◆ Problem to solve:
Please say how many lines in the records below contain the word "Flocons", giving only the number.

(Recorded data)

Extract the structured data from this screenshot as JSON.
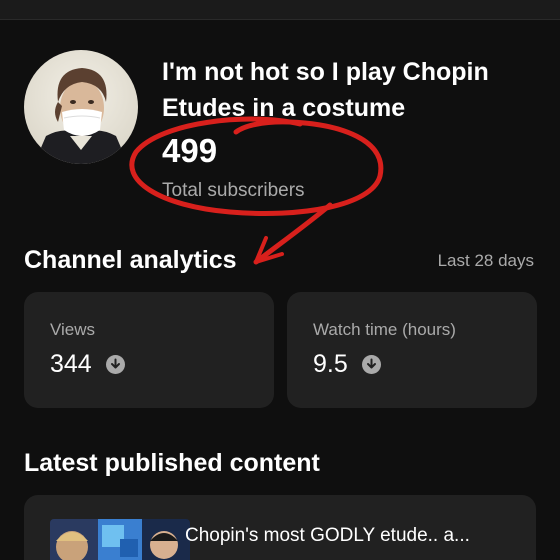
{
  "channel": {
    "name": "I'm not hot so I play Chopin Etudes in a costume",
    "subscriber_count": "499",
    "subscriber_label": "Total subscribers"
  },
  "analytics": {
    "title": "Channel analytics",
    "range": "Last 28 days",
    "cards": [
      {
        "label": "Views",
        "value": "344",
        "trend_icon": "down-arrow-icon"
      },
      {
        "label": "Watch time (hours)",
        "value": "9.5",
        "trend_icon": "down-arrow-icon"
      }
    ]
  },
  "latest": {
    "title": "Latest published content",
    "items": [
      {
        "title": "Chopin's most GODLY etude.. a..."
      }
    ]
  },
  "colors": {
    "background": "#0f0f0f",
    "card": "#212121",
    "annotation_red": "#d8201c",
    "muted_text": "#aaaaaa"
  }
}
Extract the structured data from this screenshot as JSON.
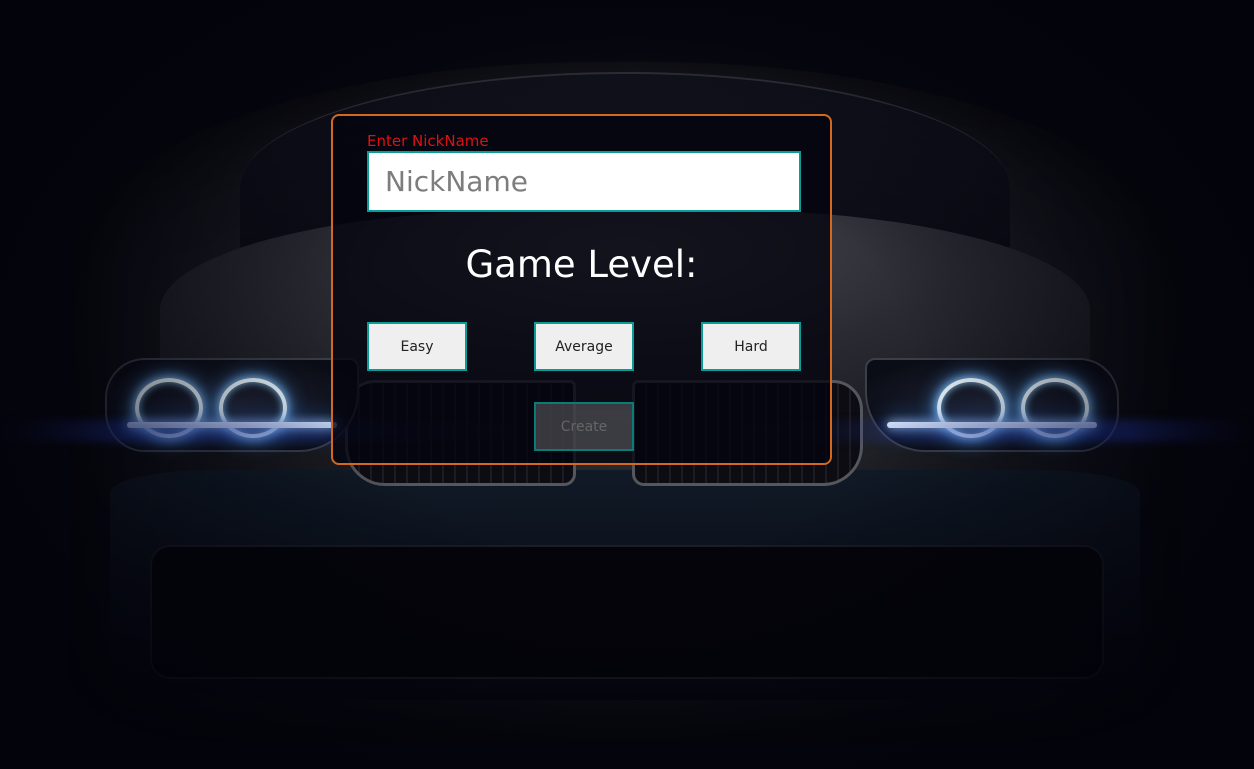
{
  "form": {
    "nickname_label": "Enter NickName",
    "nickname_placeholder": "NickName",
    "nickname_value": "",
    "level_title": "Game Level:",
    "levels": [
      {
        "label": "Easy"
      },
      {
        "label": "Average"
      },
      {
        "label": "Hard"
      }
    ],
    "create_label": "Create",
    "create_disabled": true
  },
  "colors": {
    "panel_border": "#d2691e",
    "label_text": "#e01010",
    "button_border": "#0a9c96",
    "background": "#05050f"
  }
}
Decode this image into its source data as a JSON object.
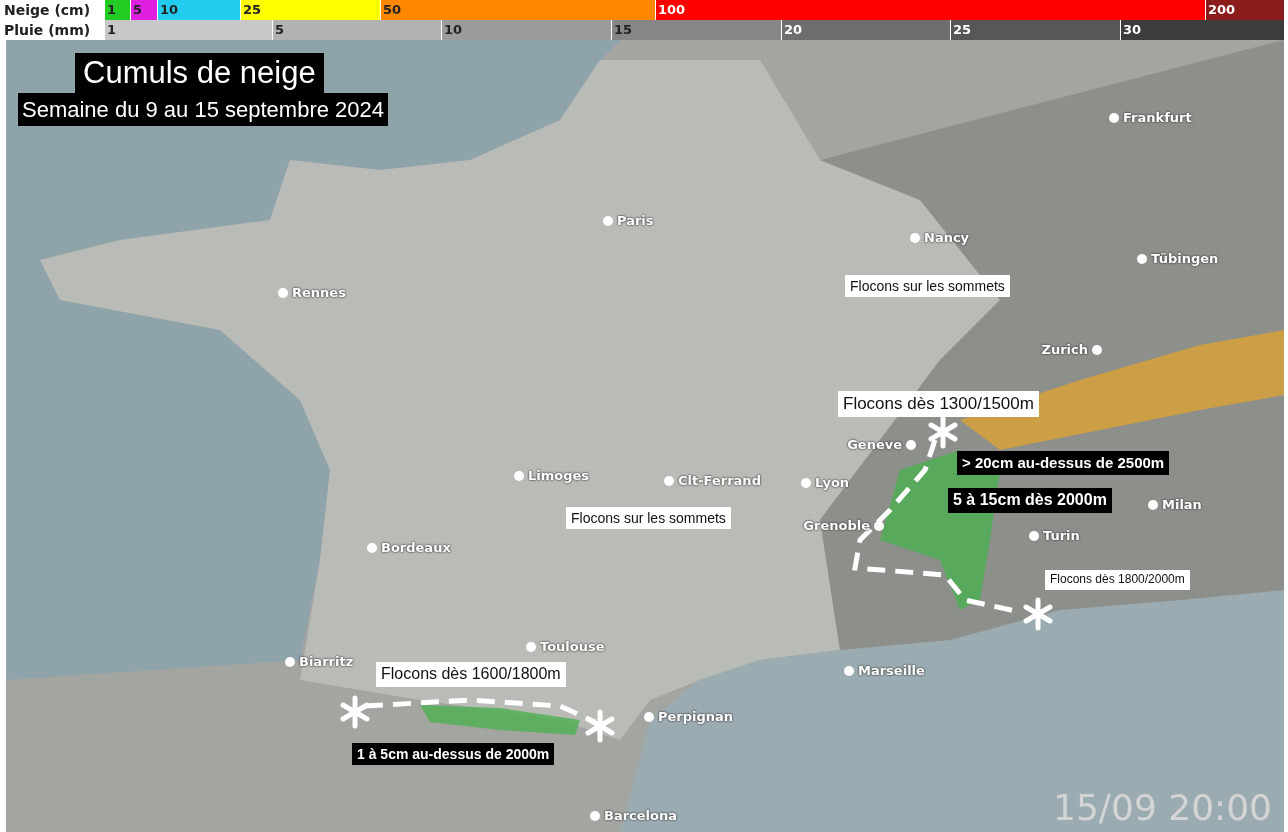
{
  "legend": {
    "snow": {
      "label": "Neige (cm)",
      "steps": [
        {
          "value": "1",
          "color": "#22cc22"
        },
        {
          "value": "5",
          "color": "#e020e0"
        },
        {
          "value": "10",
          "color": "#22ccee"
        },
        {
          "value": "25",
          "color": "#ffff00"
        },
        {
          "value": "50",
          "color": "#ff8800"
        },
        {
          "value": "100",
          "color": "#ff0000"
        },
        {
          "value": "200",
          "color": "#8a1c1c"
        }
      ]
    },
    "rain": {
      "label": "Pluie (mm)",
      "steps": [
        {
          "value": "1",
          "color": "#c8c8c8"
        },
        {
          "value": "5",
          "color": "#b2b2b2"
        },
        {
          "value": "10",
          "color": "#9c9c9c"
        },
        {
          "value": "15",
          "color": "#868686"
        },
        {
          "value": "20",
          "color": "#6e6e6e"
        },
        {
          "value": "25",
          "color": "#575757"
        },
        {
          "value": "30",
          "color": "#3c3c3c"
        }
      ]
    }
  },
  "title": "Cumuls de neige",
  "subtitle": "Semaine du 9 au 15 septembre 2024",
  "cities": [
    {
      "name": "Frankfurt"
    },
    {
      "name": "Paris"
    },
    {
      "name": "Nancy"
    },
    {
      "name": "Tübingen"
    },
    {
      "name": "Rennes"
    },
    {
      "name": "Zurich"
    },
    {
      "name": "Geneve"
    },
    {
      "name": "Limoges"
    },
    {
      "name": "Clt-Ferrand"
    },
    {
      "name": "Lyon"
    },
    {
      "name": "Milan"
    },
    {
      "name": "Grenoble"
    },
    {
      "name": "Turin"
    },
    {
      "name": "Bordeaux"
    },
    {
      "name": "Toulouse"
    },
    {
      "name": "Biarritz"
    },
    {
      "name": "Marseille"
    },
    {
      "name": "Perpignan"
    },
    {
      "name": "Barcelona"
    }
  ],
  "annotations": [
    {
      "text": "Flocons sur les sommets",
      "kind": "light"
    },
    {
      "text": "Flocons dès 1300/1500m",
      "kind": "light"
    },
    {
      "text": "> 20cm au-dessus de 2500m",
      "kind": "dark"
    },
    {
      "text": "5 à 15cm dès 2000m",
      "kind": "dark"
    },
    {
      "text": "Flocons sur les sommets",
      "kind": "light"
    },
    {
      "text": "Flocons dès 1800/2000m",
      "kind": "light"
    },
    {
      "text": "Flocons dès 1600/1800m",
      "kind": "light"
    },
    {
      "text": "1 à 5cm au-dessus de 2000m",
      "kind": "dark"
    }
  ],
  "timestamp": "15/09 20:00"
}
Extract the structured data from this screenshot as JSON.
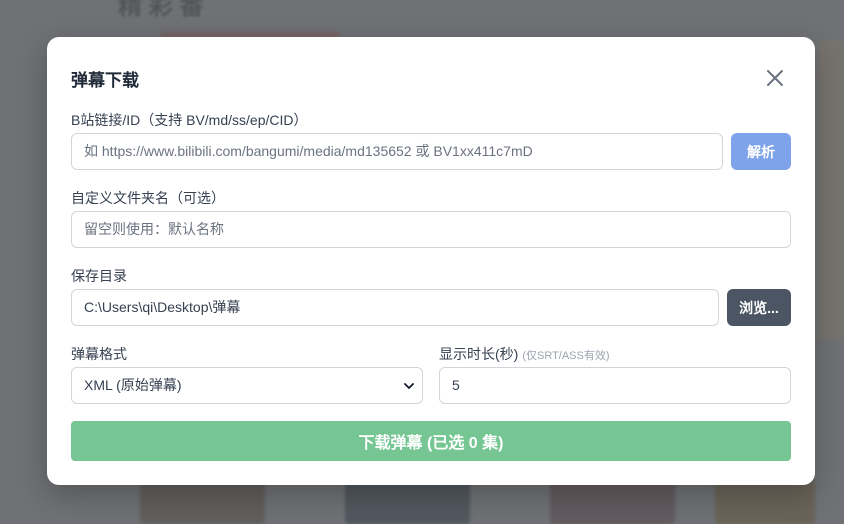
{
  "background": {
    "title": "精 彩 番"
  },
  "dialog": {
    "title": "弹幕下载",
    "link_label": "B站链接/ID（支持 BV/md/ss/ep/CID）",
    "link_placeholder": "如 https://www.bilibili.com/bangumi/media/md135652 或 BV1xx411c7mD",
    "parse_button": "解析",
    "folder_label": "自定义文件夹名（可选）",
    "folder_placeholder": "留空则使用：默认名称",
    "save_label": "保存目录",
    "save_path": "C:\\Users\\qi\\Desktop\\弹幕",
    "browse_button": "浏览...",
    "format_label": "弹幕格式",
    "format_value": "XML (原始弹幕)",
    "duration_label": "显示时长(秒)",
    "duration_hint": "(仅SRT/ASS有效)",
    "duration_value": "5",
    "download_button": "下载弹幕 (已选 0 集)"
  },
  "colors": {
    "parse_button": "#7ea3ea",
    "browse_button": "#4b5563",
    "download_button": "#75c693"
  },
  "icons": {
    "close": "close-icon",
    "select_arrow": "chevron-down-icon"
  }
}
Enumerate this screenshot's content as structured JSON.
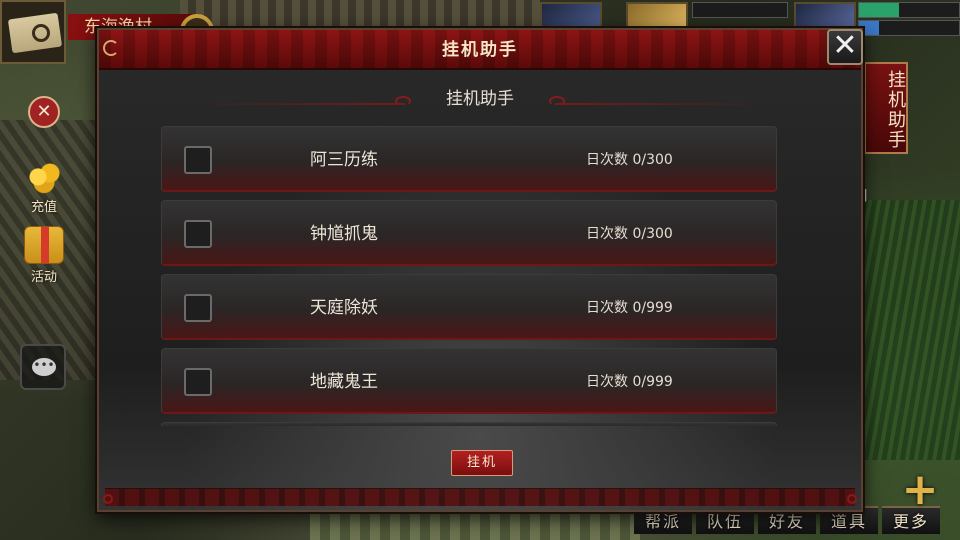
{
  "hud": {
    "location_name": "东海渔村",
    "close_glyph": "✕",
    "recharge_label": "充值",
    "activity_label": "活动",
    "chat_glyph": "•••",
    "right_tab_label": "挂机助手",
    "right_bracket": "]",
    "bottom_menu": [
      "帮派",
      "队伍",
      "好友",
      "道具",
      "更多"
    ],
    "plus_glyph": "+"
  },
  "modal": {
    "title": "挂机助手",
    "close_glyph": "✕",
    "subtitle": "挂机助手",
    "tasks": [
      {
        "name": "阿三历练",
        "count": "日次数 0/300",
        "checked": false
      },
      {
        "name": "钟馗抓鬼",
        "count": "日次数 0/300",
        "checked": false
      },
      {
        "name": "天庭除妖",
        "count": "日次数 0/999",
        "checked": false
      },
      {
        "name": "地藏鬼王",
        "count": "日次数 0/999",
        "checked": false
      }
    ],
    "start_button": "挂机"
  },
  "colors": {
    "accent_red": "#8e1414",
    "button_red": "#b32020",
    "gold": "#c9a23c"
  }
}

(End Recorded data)

◆ Written answer:
5